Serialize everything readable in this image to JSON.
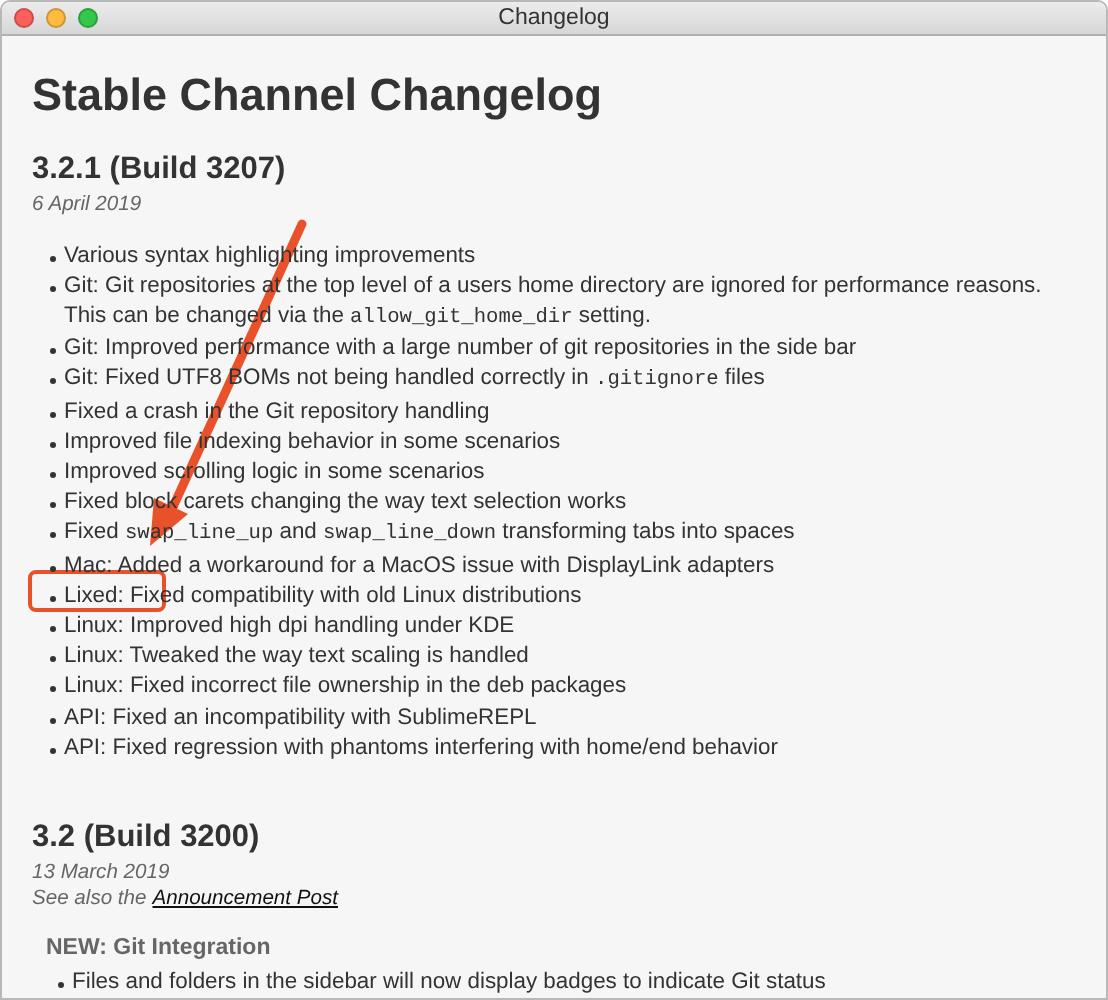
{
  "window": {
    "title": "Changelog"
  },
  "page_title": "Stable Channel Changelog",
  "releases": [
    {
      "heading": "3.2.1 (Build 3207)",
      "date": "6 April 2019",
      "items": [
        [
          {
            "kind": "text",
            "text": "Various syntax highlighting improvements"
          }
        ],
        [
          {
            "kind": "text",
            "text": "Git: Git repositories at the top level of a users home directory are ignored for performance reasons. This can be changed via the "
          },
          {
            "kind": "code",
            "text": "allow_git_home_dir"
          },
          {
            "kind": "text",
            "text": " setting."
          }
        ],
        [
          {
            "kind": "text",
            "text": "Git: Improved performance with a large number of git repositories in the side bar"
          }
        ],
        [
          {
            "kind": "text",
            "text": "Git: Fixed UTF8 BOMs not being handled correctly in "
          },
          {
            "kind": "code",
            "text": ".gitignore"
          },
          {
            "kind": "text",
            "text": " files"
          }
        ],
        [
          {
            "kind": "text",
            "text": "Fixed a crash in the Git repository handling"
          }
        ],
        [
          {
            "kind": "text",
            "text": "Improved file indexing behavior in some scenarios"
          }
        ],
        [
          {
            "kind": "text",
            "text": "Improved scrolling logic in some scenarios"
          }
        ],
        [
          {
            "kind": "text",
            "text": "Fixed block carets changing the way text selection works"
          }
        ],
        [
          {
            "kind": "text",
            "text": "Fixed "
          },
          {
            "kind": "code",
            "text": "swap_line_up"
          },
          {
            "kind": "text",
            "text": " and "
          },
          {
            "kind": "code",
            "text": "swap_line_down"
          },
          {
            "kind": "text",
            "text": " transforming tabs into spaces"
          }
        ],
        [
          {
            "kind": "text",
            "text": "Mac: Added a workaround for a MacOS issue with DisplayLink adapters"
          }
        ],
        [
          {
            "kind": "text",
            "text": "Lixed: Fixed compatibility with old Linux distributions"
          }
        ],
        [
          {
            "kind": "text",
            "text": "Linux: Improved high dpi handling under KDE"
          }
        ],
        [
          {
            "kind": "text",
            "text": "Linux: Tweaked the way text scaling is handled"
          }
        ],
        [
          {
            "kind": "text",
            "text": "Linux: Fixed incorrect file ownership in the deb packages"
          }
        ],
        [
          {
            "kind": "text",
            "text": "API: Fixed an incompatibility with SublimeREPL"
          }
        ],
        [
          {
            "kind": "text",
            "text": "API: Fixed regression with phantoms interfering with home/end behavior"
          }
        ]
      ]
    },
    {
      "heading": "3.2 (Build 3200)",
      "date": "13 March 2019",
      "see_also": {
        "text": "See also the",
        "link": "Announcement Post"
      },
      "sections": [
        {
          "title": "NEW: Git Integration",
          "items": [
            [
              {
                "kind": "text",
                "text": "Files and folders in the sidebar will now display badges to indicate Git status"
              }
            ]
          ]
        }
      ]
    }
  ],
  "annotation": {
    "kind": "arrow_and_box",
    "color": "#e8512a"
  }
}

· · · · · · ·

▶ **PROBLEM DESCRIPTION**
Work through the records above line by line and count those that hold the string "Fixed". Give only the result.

▶ **OUTPUT**
8